[Dataset rows for apps and sites]
:::
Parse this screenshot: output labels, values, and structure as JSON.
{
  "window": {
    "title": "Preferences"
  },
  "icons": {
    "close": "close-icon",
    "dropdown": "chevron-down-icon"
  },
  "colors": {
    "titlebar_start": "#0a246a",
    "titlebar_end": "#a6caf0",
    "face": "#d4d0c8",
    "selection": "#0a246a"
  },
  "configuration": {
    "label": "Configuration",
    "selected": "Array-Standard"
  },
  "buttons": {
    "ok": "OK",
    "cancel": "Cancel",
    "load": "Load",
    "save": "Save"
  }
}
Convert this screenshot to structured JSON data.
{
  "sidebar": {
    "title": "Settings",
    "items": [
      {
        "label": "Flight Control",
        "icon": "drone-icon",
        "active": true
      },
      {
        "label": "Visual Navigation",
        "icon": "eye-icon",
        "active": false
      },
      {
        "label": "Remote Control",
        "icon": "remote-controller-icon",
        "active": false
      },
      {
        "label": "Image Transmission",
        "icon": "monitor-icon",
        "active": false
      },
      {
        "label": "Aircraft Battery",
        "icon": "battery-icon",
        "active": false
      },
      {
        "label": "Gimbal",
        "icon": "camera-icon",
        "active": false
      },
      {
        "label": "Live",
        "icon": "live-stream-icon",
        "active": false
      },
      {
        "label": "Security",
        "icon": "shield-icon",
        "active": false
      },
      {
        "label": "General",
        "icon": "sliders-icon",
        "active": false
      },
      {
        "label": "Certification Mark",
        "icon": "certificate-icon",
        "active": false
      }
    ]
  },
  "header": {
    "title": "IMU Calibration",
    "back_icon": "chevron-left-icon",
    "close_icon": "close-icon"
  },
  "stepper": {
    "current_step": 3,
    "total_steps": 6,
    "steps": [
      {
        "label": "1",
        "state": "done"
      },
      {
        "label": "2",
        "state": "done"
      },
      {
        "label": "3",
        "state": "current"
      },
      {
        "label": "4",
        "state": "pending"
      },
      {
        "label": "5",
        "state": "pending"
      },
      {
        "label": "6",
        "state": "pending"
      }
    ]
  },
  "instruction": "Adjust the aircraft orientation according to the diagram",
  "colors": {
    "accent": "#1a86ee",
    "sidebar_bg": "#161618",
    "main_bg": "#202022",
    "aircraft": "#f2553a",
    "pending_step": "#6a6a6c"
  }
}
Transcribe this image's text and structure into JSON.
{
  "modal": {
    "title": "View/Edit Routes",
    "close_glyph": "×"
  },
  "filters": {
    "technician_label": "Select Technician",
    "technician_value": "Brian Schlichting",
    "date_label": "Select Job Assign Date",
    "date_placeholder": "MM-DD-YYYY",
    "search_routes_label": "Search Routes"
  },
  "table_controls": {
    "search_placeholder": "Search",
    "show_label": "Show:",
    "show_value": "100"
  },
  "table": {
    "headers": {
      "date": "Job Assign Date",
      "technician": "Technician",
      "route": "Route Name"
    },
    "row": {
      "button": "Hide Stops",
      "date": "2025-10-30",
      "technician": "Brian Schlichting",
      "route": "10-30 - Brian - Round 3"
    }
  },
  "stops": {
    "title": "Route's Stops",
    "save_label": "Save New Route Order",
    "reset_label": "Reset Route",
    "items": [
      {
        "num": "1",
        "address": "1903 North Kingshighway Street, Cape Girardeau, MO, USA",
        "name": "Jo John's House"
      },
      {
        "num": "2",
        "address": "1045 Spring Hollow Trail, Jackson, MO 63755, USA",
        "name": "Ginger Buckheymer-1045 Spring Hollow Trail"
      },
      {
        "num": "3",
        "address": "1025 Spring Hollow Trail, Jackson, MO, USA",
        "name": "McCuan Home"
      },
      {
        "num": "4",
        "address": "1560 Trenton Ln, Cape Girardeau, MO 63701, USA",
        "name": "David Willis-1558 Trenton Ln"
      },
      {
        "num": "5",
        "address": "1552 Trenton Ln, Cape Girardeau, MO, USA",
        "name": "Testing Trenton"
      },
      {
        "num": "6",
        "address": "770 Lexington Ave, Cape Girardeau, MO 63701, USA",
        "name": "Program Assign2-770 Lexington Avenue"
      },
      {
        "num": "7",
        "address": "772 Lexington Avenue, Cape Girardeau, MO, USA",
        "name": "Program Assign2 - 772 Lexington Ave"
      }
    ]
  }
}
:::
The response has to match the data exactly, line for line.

[Exercise response]
Parse this screenshot: output labels, values, and structure as JSON.
{
  "window": {
    "title": "Preferences"
  },
  "icons": {
    "close": "close-icon",
    "dropdown": "chevron-down-icon"
  },
  "colors": {
    "titlebar_start": "#0a246a",
    "titlebar_end": "#a6caf0",
    "face": "#d4d0c8",
    "selection": "#0a246a"
  },
  "configuration": {
    "label": "Configuration",
    "selected": "Array-Standard"
  },
  "buttons": {
    "ok": "OK",
    "cancel": "Cancel",
    "load": "Load",
    "save": "Save"
  }
}
Convert this screenshot to structured JSON data.
{
  "sidebar": {
    "title": "Settings",
    "items": [
      {
        "label": "Flight Control",
        "icon": "drone-icon",
        "active": true
      },
      {
        "label": "Visual Navigation",
        "icon": "eye-icon",
        "active": false
      },
      {
        "label": "Remote Control",
        "icon": "remote-controller-icon",
        "active": false
      },
      {
        "label": "Image Transmission",
        "icon": "monitor-icon",
        "active": false
      },
      {
        "label": "Aircraft Battery",
        "icon": "battery-icon",
        "active": false
      },
      {
        "label": "Gimbal",
        "icon": "camera-icon",
        "active": false
      },
      {
        "label": "Live",
        "icon": "live-stream-icon",
        "active": false
      },
      {
        "label": "Security",
        "icon": "shield-icon",
        "active": false
      },
      {
        "label": "General",
        "icon": "sliders-icon",
        "active": false
      },
      {
        "label": "Certification Mark",
        "icon": "certificate-icon",
        "active": false
      }
    ]
  },
  "header": {
    "title": "IMU Calibration",
    "back_icon": "chevron-left-icon",
    "close_icon": "close-icon"
  },
  "stepper": {
    "current_step": 3,
    "total_steps": 6,
    "steps": [
      {
        "label": "1",
        "state": "done"
      },
      {
        "label": "2",
        "state": "done"
      },
      {
        "label": "3",
        "state": "current"
      },
      {
        "label": "4",
        "state": "pending"
      },
      {
        "label": "5",
        "state": "pending"
      },
      {
        "label": "6",
        "state": "pending"
      }
    ]
  },
  "instruction": "Adjust the aircraft orientation according to the diagram",
  "colors": {
    "accent": "#1a86ee",
    "sidebar_bg": "#161618",
    "main_bg": "#202022",
    "aircraft": "#f2553a",
    "pending_step": "#6a6a6c"
  }
}
Transcribe this image's text and structure into JSON.
{
  "modal": {
    "title": "View/Edit Routes",
    "close_glyph": "×"
  },
  "filters": {
    "technician_label": "Select Technician",
    "technician_value": "Brian Schlichting",
    "date_label": "Select Job Assign Date",
    "date_placeholder": "MM-DD-YYYY",
    "search_routes_label": "Search Routes"
  },
  "table_controls": {
    "search_placeholder": "Search",
    "show_label": "Show:",
    "show_value": "100"
  },
  "table": {
    "headers": {
      "date": "Job Assign Date",
      "technician": "Technician",
      "route": "Route Name"
    },
    "row": {
      "button": "Hide Stops",
      "date": "2025-10-30",
      "technician": "Brian Schlichting",
      "route": "10-30 - Brian - Round 3"
    }
  },
  "stops": {
    "title": "Route's Stops",
    "save_label": "Save New Route Order",
    "reset_label": "Reset Route",
    "items": [
      {
        "num": "1",
        "address": "1903 North Kingshighway Street, Cape Girardeau, MO, USA",
        "name": "Jo John's House"
      },
      {
        "num": "2",
        "address": "1045 Spring Hollow Trail, Jackson, MO 63755, USA",
        "name": "Ginger Buckheymer-1045 Spring Hollow Trail"
      },
      {
        "num": "3",
        "address": "1025 Spring Hollow Trail, Jackson, MO, USA",
        "name": "McCuan Home"
      },
      {
        "num": "4",
        "address": "1560 Trenton Ln, Cape Girardeau, MO 63701, USA",
        "name": "David Willis-1558 Trenton Ln"
      },
      {
        "num": "5",
        "address": "1552 Trenton Ln, Cape Girardeau, MO, USA",
        "name": "Testing Trenton"
      },
      {
        "num": "6",
        "address": "770 Lexington Ave, Cape Girardeau, MO 63701, USA",
        "name": "Program Assign2-770 Lexington Avenue"
      },
      {
        "num": "7",
        "address": "772 Lexington Avenue, Cape Girardeau, MO, USA",
        "name": "Program Assign2 - 772 Lexington Ave"
      }
    ]
  }
}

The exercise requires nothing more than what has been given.